═══ Records to process ═══

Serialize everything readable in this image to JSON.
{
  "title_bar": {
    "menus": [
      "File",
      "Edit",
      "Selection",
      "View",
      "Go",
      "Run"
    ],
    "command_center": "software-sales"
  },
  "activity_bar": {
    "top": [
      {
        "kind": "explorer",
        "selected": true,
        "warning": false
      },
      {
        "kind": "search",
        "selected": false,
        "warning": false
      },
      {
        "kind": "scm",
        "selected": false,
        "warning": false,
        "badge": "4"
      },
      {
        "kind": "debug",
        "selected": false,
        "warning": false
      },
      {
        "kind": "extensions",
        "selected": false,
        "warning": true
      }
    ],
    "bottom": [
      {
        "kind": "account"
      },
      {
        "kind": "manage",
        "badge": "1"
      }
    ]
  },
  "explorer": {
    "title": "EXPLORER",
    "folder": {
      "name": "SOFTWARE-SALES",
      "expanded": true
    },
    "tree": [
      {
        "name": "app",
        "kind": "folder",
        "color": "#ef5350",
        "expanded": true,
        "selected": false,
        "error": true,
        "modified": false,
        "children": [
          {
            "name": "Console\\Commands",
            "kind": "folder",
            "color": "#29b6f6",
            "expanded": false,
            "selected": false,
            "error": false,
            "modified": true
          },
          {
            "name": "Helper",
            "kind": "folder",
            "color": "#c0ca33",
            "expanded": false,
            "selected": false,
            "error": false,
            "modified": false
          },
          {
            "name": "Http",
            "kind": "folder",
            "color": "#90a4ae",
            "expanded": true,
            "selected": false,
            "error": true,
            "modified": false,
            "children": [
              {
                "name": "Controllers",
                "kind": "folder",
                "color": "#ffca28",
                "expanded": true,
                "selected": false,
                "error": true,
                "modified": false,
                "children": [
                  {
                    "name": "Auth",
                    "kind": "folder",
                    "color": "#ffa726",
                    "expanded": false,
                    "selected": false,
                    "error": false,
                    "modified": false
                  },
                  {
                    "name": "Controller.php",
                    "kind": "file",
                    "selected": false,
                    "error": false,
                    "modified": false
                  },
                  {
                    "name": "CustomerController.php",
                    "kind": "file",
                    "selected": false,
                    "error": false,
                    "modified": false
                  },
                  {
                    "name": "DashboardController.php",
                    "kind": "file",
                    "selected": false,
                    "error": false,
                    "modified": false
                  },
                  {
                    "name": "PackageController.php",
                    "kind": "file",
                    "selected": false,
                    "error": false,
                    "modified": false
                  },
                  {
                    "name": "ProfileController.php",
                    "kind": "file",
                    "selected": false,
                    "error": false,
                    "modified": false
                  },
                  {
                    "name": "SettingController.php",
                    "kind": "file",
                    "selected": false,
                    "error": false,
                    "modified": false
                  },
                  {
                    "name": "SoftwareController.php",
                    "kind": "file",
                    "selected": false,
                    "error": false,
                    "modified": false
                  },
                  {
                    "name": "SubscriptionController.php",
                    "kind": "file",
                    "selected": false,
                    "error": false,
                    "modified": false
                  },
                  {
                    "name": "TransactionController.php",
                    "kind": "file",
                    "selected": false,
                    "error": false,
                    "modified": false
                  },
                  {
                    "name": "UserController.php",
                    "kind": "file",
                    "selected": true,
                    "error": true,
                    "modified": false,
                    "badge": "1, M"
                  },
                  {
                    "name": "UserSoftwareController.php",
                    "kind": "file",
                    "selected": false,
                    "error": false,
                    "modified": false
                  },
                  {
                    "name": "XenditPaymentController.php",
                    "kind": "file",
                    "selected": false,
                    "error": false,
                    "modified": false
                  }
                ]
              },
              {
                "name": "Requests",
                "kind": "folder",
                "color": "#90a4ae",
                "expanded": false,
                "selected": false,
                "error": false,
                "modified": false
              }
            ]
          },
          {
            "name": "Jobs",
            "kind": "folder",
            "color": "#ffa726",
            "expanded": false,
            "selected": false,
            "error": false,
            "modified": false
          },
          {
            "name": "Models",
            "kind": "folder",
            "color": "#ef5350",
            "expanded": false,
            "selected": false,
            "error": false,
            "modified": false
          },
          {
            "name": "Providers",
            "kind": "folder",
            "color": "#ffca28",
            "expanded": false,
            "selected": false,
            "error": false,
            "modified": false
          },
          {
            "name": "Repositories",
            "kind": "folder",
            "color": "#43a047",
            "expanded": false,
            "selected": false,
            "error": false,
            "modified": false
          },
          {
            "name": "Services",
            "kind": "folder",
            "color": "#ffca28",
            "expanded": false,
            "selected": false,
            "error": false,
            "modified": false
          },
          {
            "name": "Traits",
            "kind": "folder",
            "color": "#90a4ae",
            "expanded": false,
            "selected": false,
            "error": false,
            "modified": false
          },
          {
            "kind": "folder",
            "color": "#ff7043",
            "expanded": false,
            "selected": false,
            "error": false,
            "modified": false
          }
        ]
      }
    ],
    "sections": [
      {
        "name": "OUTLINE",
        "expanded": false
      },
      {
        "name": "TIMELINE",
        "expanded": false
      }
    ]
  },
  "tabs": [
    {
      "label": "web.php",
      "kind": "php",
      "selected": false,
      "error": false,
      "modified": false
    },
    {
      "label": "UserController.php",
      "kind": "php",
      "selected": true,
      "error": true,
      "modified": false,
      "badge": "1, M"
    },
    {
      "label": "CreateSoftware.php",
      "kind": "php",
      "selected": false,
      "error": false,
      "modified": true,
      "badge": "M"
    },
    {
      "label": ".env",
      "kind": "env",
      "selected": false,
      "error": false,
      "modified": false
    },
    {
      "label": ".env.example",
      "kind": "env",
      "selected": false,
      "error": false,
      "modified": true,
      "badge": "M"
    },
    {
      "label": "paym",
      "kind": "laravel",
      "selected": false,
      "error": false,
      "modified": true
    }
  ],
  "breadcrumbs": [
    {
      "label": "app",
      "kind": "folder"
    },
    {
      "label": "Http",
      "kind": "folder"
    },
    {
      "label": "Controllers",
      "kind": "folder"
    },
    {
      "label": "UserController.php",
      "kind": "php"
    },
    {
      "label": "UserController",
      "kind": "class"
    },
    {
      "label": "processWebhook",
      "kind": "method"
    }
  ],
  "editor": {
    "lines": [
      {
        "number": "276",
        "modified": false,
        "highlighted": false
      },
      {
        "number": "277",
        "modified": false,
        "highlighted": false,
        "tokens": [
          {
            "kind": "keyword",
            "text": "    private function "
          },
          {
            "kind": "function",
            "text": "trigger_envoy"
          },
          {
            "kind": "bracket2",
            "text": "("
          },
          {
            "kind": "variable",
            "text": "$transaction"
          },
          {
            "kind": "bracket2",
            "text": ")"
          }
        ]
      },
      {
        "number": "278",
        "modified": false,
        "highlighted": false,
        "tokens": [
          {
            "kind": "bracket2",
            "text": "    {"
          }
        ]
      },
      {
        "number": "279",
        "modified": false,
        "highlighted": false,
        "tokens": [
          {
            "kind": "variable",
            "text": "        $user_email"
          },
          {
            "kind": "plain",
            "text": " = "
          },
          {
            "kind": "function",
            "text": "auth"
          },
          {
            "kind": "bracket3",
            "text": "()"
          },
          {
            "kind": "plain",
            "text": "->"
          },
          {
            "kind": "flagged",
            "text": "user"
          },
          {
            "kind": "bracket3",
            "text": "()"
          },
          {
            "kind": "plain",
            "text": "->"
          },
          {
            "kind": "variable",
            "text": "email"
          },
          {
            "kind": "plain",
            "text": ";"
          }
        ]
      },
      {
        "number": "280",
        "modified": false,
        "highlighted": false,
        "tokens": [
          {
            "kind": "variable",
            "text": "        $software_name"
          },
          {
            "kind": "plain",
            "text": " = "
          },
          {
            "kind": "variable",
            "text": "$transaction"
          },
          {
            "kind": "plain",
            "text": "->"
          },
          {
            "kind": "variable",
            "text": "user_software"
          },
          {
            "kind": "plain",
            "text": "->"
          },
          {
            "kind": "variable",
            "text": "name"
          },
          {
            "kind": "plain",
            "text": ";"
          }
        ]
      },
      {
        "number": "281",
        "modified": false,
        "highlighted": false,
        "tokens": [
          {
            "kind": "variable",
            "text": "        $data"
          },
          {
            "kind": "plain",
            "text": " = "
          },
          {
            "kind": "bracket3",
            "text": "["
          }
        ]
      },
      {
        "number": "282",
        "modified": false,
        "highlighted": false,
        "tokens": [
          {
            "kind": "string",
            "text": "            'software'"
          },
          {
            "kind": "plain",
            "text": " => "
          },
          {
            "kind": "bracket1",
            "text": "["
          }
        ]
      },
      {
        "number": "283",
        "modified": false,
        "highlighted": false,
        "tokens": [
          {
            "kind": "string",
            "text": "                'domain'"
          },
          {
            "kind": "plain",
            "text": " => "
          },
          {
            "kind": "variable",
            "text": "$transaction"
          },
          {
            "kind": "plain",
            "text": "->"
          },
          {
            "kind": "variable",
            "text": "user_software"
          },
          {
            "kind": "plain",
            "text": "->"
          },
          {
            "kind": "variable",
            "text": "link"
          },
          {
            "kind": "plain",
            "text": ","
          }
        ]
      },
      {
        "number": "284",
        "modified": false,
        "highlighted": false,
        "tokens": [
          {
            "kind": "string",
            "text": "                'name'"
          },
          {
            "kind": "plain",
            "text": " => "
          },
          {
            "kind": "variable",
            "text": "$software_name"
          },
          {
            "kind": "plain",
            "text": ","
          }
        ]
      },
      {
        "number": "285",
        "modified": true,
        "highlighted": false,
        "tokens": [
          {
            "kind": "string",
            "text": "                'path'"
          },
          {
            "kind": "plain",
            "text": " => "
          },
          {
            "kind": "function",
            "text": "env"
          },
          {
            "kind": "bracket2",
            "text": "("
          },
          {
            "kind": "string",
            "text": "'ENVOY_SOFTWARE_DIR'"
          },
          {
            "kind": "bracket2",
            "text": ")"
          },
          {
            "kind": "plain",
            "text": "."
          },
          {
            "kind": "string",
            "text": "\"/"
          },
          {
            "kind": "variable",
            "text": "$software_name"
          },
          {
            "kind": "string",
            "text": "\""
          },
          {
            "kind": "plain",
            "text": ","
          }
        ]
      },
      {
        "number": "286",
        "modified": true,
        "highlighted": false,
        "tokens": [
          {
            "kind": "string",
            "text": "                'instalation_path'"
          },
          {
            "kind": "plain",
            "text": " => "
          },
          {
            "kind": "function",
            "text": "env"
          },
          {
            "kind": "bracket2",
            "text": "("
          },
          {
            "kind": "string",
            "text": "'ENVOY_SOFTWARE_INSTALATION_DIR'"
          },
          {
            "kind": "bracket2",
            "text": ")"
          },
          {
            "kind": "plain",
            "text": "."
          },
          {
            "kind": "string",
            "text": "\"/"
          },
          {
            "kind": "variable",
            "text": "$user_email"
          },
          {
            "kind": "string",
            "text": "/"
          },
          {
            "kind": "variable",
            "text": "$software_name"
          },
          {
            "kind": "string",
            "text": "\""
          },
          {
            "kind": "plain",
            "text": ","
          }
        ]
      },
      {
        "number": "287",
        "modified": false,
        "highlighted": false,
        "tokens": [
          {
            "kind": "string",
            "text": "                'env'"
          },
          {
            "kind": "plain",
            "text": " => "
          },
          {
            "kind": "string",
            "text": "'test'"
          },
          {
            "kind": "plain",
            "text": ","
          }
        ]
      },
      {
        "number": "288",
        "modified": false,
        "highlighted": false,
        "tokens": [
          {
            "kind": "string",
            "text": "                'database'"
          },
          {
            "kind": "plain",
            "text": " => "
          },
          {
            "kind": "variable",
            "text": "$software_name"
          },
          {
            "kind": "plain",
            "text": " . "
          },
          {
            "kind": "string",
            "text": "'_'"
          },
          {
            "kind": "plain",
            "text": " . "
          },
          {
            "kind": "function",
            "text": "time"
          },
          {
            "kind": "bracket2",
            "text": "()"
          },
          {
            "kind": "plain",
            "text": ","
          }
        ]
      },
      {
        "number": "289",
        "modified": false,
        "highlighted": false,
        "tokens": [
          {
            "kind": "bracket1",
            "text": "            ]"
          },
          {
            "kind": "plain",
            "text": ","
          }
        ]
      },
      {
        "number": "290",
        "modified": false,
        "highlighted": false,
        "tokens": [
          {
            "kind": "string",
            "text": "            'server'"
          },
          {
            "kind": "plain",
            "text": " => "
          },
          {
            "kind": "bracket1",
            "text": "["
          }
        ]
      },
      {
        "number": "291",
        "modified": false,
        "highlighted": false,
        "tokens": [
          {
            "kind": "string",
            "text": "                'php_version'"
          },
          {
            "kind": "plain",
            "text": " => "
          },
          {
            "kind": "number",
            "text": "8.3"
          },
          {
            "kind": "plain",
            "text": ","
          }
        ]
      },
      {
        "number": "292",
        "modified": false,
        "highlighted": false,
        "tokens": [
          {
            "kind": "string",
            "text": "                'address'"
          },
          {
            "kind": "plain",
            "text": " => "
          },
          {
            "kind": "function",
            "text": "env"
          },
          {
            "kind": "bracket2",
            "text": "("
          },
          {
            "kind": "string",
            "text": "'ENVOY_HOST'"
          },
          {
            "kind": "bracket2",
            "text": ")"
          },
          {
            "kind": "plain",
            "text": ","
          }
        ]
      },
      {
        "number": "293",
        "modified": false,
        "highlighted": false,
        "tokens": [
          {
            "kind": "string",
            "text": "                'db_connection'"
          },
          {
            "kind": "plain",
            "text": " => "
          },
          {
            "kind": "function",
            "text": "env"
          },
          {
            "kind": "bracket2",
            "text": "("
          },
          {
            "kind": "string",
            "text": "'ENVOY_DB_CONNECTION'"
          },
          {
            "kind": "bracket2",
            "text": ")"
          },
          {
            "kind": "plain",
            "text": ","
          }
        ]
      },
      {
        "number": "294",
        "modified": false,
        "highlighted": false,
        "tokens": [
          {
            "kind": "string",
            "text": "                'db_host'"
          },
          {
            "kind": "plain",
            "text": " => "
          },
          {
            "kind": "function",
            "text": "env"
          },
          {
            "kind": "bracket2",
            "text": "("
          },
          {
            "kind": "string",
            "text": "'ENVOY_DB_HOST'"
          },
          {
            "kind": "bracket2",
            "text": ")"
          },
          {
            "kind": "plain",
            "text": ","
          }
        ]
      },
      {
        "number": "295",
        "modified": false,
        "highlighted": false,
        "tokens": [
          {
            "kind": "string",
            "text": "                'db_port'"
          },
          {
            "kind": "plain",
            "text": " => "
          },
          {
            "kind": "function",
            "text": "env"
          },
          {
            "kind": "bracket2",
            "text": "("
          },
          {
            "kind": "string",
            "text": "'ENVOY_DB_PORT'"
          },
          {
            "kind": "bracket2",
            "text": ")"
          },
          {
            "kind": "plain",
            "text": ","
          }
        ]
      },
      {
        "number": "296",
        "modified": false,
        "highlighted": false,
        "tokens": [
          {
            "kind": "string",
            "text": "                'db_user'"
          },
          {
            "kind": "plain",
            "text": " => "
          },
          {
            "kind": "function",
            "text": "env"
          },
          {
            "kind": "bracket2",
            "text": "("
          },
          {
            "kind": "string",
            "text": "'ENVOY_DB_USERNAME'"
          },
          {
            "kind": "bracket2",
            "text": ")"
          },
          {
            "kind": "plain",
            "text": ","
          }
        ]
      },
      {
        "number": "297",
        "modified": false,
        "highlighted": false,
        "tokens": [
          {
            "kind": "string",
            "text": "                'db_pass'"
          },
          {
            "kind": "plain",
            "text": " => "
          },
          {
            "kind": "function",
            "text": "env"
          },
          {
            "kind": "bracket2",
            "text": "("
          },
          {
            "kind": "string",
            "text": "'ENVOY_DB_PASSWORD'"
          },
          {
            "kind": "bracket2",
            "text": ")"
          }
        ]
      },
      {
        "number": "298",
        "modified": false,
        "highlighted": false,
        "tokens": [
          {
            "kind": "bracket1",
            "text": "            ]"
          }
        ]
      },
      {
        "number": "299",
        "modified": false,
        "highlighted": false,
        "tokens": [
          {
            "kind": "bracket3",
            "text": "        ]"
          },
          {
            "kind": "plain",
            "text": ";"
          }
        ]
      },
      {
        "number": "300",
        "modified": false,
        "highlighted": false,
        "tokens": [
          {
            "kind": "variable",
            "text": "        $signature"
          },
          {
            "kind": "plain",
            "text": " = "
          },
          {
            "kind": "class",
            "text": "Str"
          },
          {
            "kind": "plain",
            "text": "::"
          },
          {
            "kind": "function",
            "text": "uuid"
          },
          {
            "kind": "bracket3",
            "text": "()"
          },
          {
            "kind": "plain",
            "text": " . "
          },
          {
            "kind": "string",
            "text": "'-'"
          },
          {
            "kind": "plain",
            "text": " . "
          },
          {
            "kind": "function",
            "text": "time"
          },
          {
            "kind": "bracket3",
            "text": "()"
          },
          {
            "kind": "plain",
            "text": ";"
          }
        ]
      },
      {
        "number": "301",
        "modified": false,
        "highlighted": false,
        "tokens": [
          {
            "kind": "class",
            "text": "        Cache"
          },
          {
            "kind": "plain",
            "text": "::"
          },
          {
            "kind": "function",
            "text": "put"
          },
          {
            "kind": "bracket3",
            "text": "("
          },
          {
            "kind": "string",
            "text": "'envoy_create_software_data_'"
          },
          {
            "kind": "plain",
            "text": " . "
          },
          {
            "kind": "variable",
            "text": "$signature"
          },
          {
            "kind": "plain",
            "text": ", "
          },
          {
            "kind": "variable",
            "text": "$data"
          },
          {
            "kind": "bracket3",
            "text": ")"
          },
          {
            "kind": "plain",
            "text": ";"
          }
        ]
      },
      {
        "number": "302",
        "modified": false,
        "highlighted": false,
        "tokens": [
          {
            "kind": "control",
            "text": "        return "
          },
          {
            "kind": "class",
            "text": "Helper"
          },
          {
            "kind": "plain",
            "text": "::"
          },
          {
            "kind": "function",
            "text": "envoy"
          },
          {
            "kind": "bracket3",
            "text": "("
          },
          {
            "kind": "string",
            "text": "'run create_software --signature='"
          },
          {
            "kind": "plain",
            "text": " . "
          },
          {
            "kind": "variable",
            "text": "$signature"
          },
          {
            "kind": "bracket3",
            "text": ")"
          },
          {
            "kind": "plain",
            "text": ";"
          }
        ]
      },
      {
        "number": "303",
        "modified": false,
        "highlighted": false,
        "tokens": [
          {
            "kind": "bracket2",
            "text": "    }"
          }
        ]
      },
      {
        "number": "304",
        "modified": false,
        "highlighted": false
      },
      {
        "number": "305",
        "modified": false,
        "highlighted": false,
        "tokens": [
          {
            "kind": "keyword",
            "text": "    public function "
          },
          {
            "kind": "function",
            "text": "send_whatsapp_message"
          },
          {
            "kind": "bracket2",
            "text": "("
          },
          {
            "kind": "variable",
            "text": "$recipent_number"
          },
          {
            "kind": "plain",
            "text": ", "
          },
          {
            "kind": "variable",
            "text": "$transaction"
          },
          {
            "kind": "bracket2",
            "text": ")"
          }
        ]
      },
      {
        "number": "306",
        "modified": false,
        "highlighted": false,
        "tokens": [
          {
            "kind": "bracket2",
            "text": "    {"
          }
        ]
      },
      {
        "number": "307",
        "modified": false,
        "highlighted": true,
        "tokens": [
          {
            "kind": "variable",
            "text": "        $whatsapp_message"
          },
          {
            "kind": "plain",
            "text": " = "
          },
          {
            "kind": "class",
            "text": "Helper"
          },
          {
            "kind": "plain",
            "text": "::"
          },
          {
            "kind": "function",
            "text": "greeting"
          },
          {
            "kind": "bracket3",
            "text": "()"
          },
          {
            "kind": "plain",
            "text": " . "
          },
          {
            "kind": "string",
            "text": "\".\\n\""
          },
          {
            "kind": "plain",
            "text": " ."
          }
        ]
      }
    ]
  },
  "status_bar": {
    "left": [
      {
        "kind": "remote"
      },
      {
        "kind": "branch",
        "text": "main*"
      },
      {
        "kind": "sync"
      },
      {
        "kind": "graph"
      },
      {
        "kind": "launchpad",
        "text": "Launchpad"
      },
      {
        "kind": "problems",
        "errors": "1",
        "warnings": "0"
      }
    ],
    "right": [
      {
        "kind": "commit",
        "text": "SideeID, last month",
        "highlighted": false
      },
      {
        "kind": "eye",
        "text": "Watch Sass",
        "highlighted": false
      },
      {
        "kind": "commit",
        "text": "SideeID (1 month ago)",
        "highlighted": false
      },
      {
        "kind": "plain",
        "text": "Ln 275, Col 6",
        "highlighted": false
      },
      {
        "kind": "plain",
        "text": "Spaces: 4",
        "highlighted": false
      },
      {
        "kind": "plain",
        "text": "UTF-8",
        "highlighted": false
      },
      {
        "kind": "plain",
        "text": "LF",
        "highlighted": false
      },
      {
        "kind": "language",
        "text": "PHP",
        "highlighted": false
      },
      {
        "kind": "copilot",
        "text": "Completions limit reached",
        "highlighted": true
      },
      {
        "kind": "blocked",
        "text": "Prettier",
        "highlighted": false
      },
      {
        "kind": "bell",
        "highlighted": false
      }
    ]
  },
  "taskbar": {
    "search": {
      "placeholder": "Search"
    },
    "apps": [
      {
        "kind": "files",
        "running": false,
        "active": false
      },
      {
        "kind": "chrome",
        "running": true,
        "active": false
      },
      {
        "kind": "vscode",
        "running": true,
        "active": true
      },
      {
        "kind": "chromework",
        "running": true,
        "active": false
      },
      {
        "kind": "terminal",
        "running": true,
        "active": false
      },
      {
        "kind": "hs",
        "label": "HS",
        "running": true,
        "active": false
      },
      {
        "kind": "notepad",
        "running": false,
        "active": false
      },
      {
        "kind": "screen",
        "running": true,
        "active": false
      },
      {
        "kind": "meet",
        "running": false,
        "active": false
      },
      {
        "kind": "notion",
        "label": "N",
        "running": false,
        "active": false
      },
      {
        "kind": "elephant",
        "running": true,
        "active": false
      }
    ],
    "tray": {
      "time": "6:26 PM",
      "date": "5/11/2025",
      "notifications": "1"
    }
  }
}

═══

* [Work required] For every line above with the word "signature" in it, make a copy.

* [Answer box]
            "text": "        $signature"
            "text": "$signature"
            "text": "'run create_software --signature='"
            "text": "$signature"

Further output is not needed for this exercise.